→ Requirement:
Take the data that follows and return it exactly.

▼

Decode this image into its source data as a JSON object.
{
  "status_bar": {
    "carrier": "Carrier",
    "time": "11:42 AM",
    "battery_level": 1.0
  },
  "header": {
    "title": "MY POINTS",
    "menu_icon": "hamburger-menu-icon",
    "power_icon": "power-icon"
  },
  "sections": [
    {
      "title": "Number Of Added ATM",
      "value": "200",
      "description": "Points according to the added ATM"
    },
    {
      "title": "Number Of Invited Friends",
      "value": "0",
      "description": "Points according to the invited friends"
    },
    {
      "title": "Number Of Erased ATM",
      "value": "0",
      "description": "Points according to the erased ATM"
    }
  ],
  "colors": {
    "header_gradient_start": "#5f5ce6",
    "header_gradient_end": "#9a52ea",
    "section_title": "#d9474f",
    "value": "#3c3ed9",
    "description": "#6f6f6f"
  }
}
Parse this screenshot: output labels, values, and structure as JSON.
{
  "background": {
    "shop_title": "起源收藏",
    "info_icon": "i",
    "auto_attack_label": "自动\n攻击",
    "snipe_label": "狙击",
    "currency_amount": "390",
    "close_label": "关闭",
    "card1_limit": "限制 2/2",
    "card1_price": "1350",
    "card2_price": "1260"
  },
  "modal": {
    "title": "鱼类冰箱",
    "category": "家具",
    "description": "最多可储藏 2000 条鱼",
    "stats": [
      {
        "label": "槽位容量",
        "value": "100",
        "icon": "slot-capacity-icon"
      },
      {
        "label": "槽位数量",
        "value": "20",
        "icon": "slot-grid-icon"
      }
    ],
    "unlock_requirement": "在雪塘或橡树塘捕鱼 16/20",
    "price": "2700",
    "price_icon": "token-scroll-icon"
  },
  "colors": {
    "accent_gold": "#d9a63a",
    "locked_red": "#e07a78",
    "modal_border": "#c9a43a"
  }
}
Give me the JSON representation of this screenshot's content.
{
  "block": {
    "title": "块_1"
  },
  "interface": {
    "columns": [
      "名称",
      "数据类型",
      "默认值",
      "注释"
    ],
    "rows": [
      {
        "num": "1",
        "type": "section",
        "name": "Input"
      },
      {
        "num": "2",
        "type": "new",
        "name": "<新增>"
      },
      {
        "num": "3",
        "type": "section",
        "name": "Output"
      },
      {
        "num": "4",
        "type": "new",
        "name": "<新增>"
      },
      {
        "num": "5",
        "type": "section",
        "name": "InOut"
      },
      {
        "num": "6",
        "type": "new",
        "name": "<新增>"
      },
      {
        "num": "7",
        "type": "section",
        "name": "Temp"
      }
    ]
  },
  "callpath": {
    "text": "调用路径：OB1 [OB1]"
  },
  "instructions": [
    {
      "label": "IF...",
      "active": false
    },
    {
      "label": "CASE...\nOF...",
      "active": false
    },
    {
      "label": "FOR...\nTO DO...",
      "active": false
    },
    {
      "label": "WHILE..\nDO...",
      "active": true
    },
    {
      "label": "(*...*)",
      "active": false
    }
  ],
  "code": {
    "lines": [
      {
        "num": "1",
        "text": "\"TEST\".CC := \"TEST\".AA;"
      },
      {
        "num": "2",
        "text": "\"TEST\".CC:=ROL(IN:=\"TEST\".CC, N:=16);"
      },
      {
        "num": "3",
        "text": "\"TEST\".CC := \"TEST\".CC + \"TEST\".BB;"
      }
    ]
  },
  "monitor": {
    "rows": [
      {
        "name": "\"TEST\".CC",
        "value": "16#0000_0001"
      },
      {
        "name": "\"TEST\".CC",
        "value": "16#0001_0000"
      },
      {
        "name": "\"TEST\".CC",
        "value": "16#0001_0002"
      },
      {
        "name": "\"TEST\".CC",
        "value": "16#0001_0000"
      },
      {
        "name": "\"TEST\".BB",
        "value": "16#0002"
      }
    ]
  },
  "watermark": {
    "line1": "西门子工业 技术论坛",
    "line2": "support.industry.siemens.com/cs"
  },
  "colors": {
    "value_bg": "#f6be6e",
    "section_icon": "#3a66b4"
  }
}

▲

→ Result of the task:
Decode this image into its source data as a JSON object.
{
  "status_bar": {
    "carrier": "Carrier",
    "time": "11:42 AM",
    "battery_level": 1.0
  },
  "header": {
    "title": "MY POINTS",
    "menu_icon": "hamburger-menu-icon",
    "power_icon": "power-icon"
  },
  "sections": [
    {
      "title": "Number Of Added ATM",
      "value": "200",
      "description": "Points according to the added ATM"
    },
    {
      "title": "Number Of Invited Friends",
      "value": "0",
      "description": "Points according to the invited friends"
    },
    {
      "title": "Number Of Erased ATM",
      "value": "0",
      "description": "Points according to the erased ATM"
    }
  ],
  "colors": {
    "header_gradient_start": "#5f5ce6",
    "header_gradient_end": "#9a52ea",
    "section_title": "#d9474f",
    "value": "#3c3ed9",
    "description": "#6f6f6f"
  }
}
Parse this screenshot: output labels, values, and structure as JSON.
{
  "background": {
    "shop_title": "起源收藏",
    "info_icon": "i",
    "auto_attack_label": "自动\n攻击",
    "snipe_label": "狙击",
    "currency_amount": "390",
    "close_label": "关闭",
    "card1_limit": "限制 2/2",
    "card1_price": "1350",
    "card2_price": "1260"
  },
  "modal": {
    "title": "鱼类冰箱",
    "category": "家具",
    "description": "最多可储藏 2000 条鱼",
    "stats": [
      {
        "label": "槽位容量",
        "value": "100",
        "icon": "slot-capacity-icon"
      },
      {
        "label": "槽位数量",
        "value": "20",
        "icon": "slot-grid-icon"
      }
    ],
    "unlock_requirement": "在雪塘或橡树塘捕鱼 16/20",
    "price": "2700",
    "price_icon": "token-scroll-icon"
  },
  "colors": {
    "accent_gold": "#d9a63a",
    "locked_red": "#e07a78",
    "modal_border": "#c9a43a"
  }
}
Give me the JSON representation of this screenshot's content.
{
  "block": {
    "title": "块_1"
  },
  "interface": {
    "columns": [
      "名称",
      "数据类型",
      "默认值",
      "注释"
    ],
    "rows": [
      {
        "num": "1",
        "type": "section",
        "name": "Input"
      },
      {
        "num": "2",
        "type": "new",
        "name": "<新增>"
      },
      {
        "num": "3",
        "type": "section",
        "name": "Output"
      },
      {
        "num": "4",
        "type": "new",
        "name": "<新增>"
      },
      {
        "num": "5",
        "type": "section",
        "name": "InOut"
      },
      {
        "num": "6",
        "type": "new",
        "name": "<新增>"
      },
      {
        "num": "7",
        "type": "section",
        "name": "Temp"
      }
    ]
  },
  "callpath": {
    "text": "调用路径：OB1 [OB1]"
  },
  "instructions": [
    {
      "label": "IF...",
      "active": false
    },
    {
      "label": "CASE...\nOF...",
      "active": false
    },
    {
      "label": "FOR...\nTO DO...",
      "active": false
    },
    {
      "label": "WHILE..\nDO...",
      "active": true
    },
    {
      "label": "(*...*)",
      "active": false
    }
  ],
  "code": {
    "lines": [
      {
        "num": "1",
        "text": "\"TEST\".CC := \"TEST\".AA;"
      },
      {
        "num": "2",
        "text": "\"TEST\".CC:=ROL(IN:=\"TEST\".CC, N:=16);"
      },
      {
        "num": "3",
        "text": "\"TEST\".CC := \"TEST\".CC + \"TEST\".BB;"
      }
    ]
  },
  "monitor": {
    "rows": [
      {
        "name": "\"TEST\".CC",
        "value": "16#0000_0001"
      },
      {
        "name": "\"TEST\".CC",
        "value": "16#0001_0000"
      },
      {
        "name": "\"TEST\".CC",
        "value": "16#0001_0002"
      },
      {
        "name": "\"TEST\".CC",
        "value": "16#0001_0000"
      },
      {
        "name": "\"TEST\".BB",
        "value": "16#0002"
      }
    ]
  },
  "watermark": {
    "line1": "西门子工业 技术论坛",
    "line2": "support.industry.siemens.com/cs"
  },
  "colors": {
    "value_bg": "#f6be6e",
    "section_icon": "#3a66b4"
  }
}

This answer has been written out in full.